Catacombs, a horror movie from writer-directors Tomm Coker and Dave Elliot, follows Victoria (Shannyn Sossamon) as she unwittingly attends a rave party in the catacombs beneath the streets of Paris. The actual setting of these catacombs makes for an eerie cinematic environment. The corners are dark and foreboding. People creep out of nowhere. Skulls and bones line the walls. However, the writer-director team and the actors (including Pink as Victoria’s sister) can never utilize the unique surroundings for proper horrific effect. Catacombs features a basic outline, something that could be summed up in a few sentences, inflated to feature-length size.
These catacombs are real and one of the top attractions in Paris — that part of the story is true. They make for a logical setting in such a movie. The first problem, though, is that the entire story is based around this one rave party, and there’s not enough dramatic impact to make us invest in the plot that surrounds the party and characters who populate the party. The most that we learn about them is that they are interested in partying, or, in the case of Victoria, not that interested in partying. This paper-thin starting point is simply an excuse to get a bunch of drunk and drug-filled people in the dark, dark catacombs.
Of course, there needs to be a monster on the loose. It’s best not to ruin too much of the villain and the heroine’s discoveries, but don’t expect great revelations or clear pictures of what exactly is going bump in the night.
The semi-watchable parts of the movie involve Victoria running around the catacombs in search of help. Sossamon, given an underwritten role, is able to instill a sense of real dread in the character. We want her to survive. We want her to overcome these fears. Coker and Elliot, serving as writers and directors, are able to use the shadows and dark passages to their advantage, and this makes the middle part of the film the closest to being genuinely scary.
This year’s As Above, So Below also looks at the Parisian catacombs, but it remains to be seen whether a horror director will actually be able to create a scary film around such a scary setting. Catacombs is not a strong entry in this regard.
Note to reader: There’s one item to applaud. Catacombs doesn’t rely on overly graphic images or gruesome scenes to sell its few scary points.
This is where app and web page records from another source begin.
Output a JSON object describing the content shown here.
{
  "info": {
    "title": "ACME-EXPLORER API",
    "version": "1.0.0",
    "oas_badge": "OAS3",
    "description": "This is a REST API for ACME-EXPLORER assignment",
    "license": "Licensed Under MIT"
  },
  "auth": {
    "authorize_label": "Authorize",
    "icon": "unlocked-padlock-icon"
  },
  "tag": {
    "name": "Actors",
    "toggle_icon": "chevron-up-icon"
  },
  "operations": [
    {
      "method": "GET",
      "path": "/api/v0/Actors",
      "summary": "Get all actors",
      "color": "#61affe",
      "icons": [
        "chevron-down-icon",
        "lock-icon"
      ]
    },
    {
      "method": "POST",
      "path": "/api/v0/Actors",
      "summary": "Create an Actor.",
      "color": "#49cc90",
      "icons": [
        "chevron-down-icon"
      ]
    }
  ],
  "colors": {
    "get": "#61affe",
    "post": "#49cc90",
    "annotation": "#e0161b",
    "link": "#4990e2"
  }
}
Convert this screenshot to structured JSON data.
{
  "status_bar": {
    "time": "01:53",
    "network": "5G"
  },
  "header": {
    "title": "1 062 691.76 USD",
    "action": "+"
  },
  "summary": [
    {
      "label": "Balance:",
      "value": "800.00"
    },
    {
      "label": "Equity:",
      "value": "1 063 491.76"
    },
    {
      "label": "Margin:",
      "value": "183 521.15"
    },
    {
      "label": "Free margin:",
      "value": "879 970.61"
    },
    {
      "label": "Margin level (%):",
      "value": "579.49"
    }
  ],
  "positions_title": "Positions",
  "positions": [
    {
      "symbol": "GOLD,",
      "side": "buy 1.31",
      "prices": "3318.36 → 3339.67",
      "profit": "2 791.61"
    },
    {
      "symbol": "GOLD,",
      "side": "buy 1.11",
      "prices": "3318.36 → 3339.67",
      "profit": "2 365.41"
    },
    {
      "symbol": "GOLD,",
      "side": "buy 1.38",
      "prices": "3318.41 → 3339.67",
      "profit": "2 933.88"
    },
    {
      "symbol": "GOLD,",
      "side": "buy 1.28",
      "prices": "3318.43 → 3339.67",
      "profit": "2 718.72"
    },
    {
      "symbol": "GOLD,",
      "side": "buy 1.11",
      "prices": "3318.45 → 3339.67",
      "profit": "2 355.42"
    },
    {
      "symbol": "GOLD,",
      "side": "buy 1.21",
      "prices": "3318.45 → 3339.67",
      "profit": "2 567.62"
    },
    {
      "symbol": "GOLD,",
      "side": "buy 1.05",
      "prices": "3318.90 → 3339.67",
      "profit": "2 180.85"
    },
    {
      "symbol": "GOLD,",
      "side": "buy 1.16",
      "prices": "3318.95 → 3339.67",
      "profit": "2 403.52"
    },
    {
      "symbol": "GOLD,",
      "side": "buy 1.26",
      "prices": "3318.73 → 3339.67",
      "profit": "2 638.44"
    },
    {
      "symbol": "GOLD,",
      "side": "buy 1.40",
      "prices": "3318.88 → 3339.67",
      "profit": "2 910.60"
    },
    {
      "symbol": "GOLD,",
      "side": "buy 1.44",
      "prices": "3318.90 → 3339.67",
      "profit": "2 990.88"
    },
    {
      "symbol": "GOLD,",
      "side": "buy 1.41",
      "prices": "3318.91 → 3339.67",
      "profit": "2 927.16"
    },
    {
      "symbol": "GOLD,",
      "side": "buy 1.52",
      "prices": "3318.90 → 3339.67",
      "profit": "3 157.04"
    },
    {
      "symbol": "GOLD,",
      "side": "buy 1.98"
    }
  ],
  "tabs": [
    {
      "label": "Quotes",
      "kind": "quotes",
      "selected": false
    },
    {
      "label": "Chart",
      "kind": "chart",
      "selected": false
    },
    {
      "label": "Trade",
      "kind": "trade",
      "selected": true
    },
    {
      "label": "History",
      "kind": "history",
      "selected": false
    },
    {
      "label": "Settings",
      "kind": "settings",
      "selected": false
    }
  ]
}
The filmmakers are more interested in eeriness than gross-out effects, and in this cinematic day and age, that’s greatly appreciated.
By John Soltes / Publisher / John@HollywoodSoapbox.com
Written and directed by Tomm Coker and David Elliot
Starring Shannyn Sossamon, Pink and Emil Hostina
Running time: 100 minutes
Rated R for strong violence, terror and disturbing images, language, some nudity and language